State Sovereignty Commission
The Mississippi State Sovereignty Commission was a state-financed agency founded in 1956 with the Governor as its nominal head. It wrapped itself in the language of “states’ rights,” but its purpose was to oppose the civil rights movement in that state, and to protect Jim Crow segregation. It acted as an “intelligence” agency: hiring investigators, infiltrating civil rights organizations, and collecting personal information on SNCC and COFO activists, NAACP members and other civil rights advocates.
It also aided and abetted white supremacists. For example, this commission funded the white Citizens Councils between 1960 and 1965, dumping $493,500.00 into its coffers, according to a 1965 Associated Press article. Commissioners also tampered with one or more juries.
When Byron de la Beckwith went to trial in 1964 for the murder of Medgar Evers, the state-funded Sovereignty Commission assisted the killer’s lawyers.
The Sovereignty Commission also kept files and investigated Schwerner, Chaney and Goodman. It provided Klansmen with the license plate number of the car Michael Schwerner drove the night he was murdered. After the three civil rights workers were murdered—but before more than a month before their bodies were found—Neshoba County Sheriff Lawrence Rainey told a Commission investigator that he expected the FBI to name him as a suspect in the case; essentially confessing to the murders. That fact never came to light in the 1960s.
The State of Mississippi finally closed down its Sovereignty Commission in 1977, and sought to holds its record in a secret archive until 2027, but a lawsuit finally opened up the archives, and its records and dirty work can now be accessed via the Internet.

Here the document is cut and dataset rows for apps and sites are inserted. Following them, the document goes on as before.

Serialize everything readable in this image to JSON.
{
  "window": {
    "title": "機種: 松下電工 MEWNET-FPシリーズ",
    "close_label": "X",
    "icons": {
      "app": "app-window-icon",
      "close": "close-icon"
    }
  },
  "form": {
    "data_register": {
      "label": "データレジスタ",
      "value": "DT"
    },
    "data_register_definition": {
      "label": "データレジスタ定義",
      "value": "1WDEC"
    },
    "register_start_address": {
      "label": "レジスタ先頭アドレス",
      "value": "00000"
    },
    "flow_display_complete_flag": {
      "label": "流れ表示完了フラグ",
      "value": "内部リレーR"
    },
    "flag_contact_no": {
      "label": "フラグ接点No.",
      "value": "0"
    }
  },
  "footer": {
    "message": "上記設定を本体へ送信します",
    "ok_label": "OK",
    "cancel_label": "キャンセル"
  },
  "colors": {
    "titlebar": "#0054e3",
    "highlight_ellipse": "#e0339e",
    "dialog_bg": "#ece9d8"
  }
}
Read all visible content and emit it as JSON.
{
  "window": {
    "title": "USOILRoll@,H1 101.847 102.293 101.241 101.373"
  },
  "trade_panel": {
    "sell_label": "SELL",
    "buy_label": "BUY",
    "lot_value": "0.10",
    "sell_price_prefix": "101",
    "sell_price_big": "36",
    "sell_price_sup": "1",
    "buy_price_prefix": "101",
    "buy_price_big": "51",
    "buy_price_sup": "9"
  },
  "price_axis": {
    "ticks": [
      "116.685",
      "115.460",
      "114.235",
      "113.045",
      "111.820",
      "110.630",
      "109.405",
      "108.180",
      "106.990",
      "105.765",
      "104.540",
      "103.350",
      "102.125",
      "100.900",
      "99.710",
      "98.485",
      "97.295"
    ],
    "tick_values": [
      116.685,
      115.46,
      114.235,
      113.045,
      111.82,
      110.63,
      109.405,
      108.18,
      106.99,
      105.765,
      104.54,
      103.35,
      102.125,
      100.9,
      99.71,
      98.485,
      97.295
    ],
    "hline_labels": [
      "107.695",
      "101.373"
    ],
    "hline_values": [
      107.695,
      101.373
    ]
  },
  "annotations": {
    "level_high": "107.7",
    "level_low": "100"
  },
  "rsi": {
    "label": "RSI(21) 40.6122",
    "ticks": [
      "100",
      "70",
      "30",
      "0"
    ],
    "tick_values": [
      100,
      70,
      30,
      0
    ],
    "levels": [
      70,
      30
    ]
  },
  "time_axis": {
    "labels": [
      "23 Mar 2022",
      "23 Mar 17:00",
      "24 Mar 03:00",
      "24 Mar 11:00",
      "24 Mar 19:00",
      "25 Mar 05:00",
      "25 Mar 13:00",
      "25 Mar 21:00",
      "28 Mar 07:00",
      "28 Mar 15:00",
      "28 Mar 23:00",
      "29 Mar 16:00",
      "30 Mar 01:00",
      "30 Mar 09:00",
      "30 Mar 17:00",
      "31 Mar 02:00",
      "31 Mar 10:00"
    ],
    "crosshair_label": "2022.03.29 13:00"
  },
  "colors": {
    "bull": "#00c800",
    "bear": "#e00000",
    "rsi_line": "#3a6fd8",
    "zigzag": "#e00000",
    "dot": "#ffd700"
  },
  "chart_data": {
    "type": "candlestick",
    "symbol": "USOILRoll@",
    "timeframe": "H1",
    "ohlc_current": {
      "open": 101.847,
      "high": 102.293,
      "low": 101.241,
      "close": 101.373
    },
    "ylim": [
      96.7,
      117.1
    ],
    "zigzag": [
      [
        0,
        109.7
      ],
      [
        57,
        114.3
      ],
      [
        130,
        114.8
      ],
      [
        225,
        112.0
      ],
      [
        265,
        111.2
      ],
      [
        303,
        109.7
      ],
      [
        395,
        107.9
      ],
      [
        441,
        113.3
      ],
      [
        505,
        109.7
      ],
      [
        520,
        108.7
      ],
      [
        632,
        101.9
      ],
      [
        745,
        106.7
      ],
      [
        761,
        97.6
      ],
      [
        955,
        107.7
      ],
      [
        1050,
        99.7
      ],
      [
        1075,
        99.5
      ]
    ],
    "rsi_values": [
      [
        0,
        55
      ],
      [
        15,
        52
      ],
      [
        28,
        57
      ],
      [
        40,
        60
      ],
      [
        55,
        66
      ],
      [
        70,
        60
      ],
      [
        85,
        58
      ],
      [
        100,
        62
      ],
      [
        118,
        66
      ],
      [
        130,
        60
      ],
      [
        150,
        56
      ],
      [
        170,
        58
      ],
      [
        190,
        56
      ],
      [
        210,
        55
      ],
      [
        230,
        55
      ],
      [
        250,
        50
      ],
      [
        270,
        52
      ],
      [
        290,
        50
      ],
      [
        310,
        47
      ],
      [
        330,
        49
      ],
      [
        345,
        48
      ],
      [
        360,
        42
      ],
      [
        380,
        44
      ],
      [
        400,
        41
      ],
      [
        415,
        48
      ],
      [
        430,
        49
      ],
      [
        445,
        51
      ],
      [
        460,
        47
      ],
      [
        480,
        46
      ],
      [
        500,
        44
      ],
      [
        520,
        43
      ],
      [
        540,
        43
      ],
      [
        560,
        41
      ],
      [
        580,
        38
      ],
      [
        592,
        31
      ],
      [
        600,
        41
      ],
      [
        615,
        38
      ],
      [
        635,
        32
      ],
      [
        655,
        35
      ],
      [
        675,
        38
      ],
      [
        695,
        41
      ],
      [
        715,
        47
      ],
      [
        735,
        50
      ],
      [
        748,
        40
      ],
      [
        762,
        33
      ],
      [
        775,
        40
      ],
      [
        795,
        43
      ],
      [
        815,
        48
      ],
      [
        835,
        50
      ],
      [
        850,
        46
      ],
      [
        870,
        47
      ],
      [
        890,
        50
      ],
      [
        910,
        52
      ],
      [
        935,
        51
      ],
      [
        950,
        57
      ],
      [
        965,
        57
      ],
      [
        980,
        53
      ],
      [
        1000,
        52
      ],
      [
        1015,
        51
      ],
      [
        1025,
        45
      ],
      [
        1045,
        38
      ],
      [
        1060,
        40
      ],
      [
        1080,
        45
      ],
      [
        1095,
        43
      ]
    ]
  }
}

Many other murders remain to be solved, and the white violence in Mississippi remains an open wound upon the body politic.